Approaching Literature

 

A Guide to Reading (and Better Understanding) Literature

(From Dr. Maria Carlson, Professor of Slavic Languages and Literatures, University of Kansas)

 Ask yourself this series of questions as you read the literary works assigned for this course. They help you to understand how the author constructed the story, what he wanted to say, and how successful he was in his endeavor.  If you can come up with an approximate answer for each question, you will be very well prepared to discuss the readings in class.

 I.    THEME: 

  • What is this story about?  what is its point (say it in no more than 10 words)?
  • What is the central idea of the work?  its message? 
  • How does this abstract, central idea become concrete through the characters and events?

II.  SETTING:

  • Where does the action take place?  Any particular reason that this is an appropriate choice?
  • When does the action take place?  Why did the author choose to set the work in this time?
  • How does time and place of action, the environment of the story, interact with the characters?

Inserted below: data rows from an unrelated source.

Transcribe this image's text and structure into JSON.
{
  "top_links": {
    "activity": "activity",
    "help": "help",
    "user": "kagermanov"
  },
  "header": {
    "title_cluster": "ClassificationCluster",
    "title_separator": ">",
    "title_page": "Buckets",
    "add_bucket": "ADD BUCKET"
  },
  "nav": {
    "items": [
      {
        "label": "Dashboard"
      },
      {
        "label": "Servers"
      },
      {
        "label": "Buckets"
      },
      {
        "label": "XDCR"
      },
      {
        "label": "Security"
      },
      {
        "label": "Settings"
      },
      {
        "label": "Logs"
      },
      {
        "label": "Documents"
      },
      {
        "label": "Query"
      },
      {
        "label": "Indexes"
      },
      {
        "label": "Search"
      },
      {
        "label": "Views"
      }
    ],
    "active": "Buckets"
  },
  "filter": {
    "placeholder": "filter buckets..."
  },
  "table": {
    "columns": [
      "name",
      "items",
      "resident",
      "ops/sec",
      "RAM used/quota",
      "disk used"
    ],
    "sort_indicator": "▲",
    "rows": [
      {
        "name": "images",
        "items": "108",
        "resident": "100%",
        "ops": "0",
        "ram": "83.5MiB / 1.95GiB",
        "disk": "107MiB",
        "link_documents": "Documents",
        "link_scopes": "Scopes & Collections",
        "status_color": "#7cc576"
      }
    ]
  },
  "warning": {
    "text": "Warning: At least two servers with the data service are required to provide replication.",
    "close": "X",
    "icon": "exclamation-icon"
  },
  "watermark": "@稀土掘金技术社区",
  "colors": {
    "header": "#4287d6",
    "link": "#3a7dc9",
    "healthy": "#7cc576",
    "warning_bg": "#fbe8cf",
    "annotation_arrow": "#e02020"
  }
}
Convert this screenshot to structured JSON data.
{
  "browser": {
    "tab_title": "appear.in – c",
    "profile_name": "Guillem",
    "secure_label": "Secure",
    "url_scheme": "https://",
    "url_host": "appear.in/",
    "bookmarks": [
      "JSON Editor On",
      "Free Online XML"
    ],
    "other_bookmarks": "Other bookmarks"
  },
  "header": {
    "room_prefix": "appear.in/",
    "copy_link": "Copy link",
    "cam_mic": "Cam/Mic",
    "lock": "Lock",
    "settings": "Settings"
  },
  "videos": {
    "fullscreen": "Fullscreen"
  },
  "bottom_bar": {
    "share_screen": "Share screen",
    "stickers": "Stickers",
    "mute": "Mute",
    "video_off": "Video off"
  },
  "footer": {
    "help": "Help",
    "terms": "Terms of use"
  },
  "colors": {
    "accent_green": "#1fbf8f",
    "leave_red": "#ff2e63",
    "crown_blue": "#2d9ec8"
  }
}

III. CHARACTERIZATION:  

  • Who are the principal characters?
  • What kind of people are they?  What motivates them?  What is their “psychology”?
  • Pay particular attention to the following:
  • What does the narrator say about them?
  • What do they say about each other?
  • What do they say about themselves?
  • What do their actions say about them?
  • What do they look like (physical description)?
  • Do they have a past?

 IV. NARRATIVE TECHNIQUE: 

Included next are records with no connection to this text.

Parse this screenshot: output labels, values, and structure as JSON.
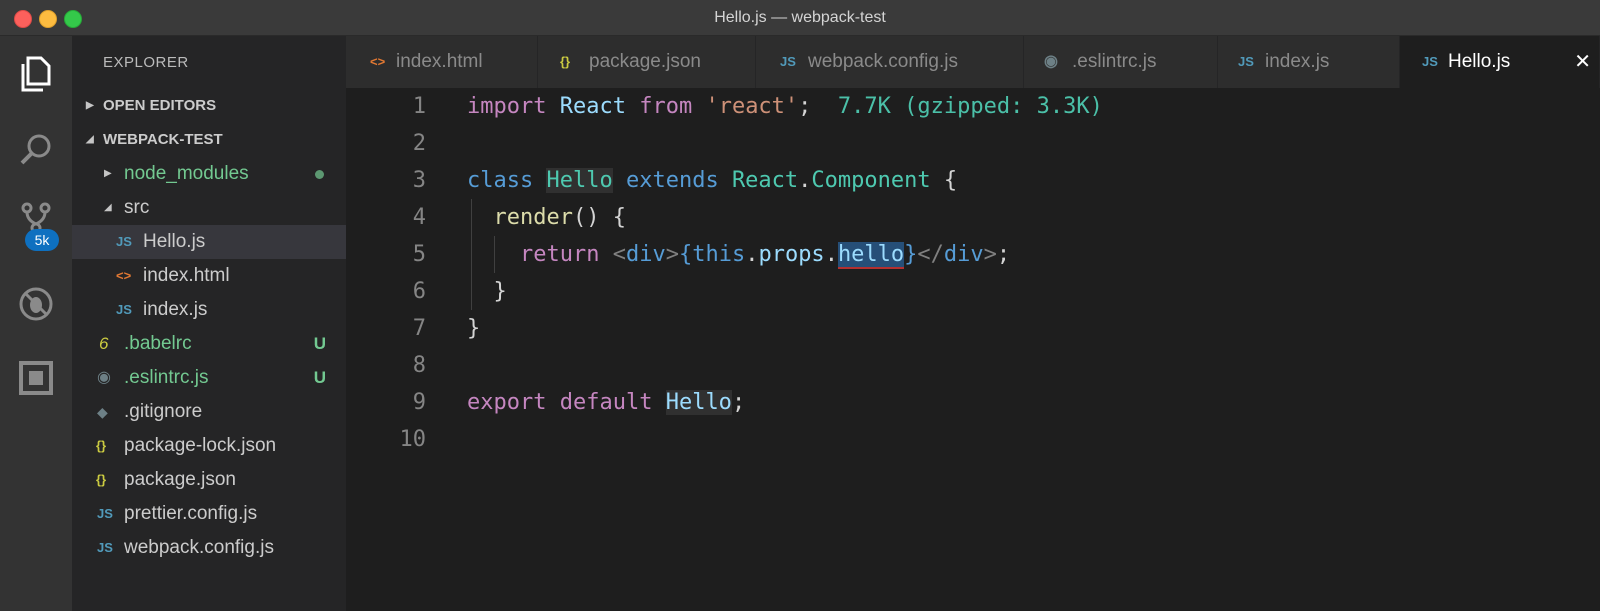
{
  "window": {
    "title": "Hello.js — webpack-test"
  },
  "activity": {
    "badge": "5k"
  },
  "explorer": {
    "title": "EXPLORER",
    "open_editors_label": "OPEN EDITORS",
    "project_label": "WEBPACK-TEST"
  },
  "tree": [
    {
      "name": "node_modules",
      "icon": "folder-arrow-icon",
      "status": ""
    },
    {
      "name": "src",
      "icon": "folder-open-arrow-icon",
      "status": ""
    },
    {
      "name": "Hello.js",
      "icon": "js-icon",
      "icon_text": "JS",
      "status": ""
    },
    {
      "name": "index.html",
      "icon": "html-icon",
      "icon_text": "<>",
      "status": ""
    },
    {
      "name": "index.js",
      "icon": "js-icon",
      "icon_text": "JS",
      "status": ""
    },
    {
      "name": ".babelrc",
      "icon": "babel-icon",
      "icon_text": "6",
      "status": "U"
    },
    {
      "name": ".eslintrc.js",
      "icon": "gear-icon",
      "icon_text": "◉",
      "status": "U"
    },
    {
      "name": ".gitignore",
      "icon": "git-icon",
      "icon_text": "◆",
      "status": ""
    },
    {
      "name": "package-lock.json",
      "icon": "json-icon",
      "icon_text": "{}",
      "status": ""
    },
    {
      "name": "package.json",
      "icon": "json-icon",
      "icon_text": "{}",
      "status": ""
    },
    {
      "name": "prettier.config.js",
      "icon": "js-icon",
      "icon_text": "JS",
      "status": ""
    },
    {
      "name": "webpack.config.js",
      "icon": "js-icon",
      "icon_text": "JS",
      "status": ""
    }
  ],
  "tabs": [
    {
      "label": "index.html",
      "icon_text": "<>"
    },
    {
      "label": "package.json",
      "icon_text": "{}"
    },
    {
      "label": "webpack.config.js",
      "icon_text": "JS"
    },
    {
      "label": ".eslintrc.js",
      "icon_text": "◉"
    },
    {
      "label": "index.js",
      "icon_text": "JS"
    },
    {
      "label": "Hello.js",
      "icon_text": "JS",
      "close": "✕"
    }
  ],
  "editor": {
    "line_numbers": [
      "1",
      "2",
      "3",
      "4",
      "5",
      "6",
      "7",
      "8",
      "9",
      "10"
    ],
    "l1": {
      "import": "import",
      "react": "React",
      "from": "from",
      "str": "'react'",
      "semi": ";",
      "hint": "7.7K (gzipped: 3.3K)"
    },
    "l3": {
      "class": "class",
      "name": "Hello",
      "extends": "extends",
      "react": "React",
      "dot": ".",
      "component": "Component",
      "brace": "{"
    },
    "l4": {
      "render": "render",
      "rest": "() {"
    },
    "l5": {
      "return": "return",
      "lt": "<",
      "div": "div",
      "gt": ">",
      "ob": "{",
      "this": "this",
      "dot1": ".",
      "props": "props",
      "dot2": ".",
      "hello": "hello",
      "cb": "}",
      "close_open": "</",
      "div2": "div",
      "close_end": ">",
      "semi": ";"
    },
    "l6": {
      "brace": "}"
    },
    "l7": {
      "brace": "}"
    },
    "l9": {
      "export": "export",
      "default": "default",
      "name": "Hello",
      "semi": ";"
    }
  }
}
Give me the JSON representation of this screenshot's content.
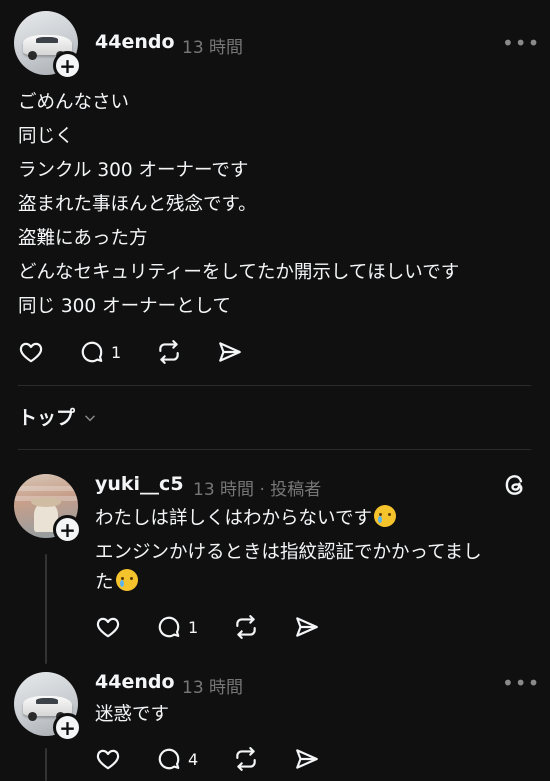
{
  "post": {
    "username": "44endo",
    "time": "13 時間",
    "more": "•••",
    "lines": [
      "ごめんなさい",
      "同じく",
      "ランクル 300 オーナーです",
      "盗まれた事ほんと残念です。",
      "盗難にあった方",
      "どんなセキュリティーをしてたか開示してほしいです",
      "同じ 300 オーナーとして"
    ],
    "reply_count": "1"
  },
  "sort": {
    "label": "トップ",
    "icon": "chevron-down-icon"
  },
  "reply1": {
    "username": "yuki__c5",
    "meta": "13 時間 · 投稿者",
    "line1": "わたしは詳しくはわからないです",
    "line2": "エンジンかけるときは指紋認証でかかってまし",
    "line3": "た",
    "reply_count": "1",
    "badge_icon": "threads-logo-icon"
  },
  "reply2": {
    "username": "44endo",
    "time": "13 時間",
    "more": "•••",
    "text": "迷惑です",
    "reply_count": "4"
  },
  "colors": {
    "background": "#101010",
    "text": "#f3f5f7",
    "muted": "#777777",
    "divider": "#2a2a2a"
  }
}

  • Who is telling the story?  (be careful not to confuse the narrator with the author)
  • Is the narrator omniscient?  Of limited knowledge?  Third person?  First person?
  • How would you characterize the narrator? (educated/uneducated, cynical/satirical, naive/disingenuous, etc.)
  • Does the narrator have a particular point of view?  Are there other points of view in the work?
  • What is the narrator’s agenda?  Why is s/he telling the reader this story?
  • Does the narrator manipulate the reader?  How?  Why?
  • How does the narrator “control” the story?

V.   STRUCTURE:

Structure is the conscious patterning, or configuration, of events and situations; plot is the basic element of structure.

  • Does the work follow the traditional five-part structure?: Exposition; rising action; climax; falling action; denouement
  • What liberties does the work take with traditional structure?  What might this achieve?
  • Is structure concrete or abstract?
  • Is there a “frame” or other structural device?  Why do you think the author uses it?

VI. STYLE:

  • What is interesting about the way the story is written?
  • What are the primary technical aspects of the author’s language?
  • long or short sentences?
  • dialogue or narrative?
  • repetition?
  • lexical levels?
  • imagery? (natural, organic, animal, mechanical, visual, olfactory, tactile, abstract, etc.)
  • figurative language?  (metaphors?  similes?  synecdoches?  etc.)
  • allegories? symbols?
  • What is it about this author’s work that makes it specifically his and not someone else’s?
  • Can you tell this writer apart from others by his/her personal style?  What are the clues?

VII. EXTRINSIC FACTORS:

  • How does knowledge of social, political, or economic conditions help you understand the work?
  • What role does the historical period play in creating or enhancing the meaning of the work?
  • What of the author’s life?  friends and colleagues?  interests, language, culture?
  • What is their role in contributing to the meaning of the work?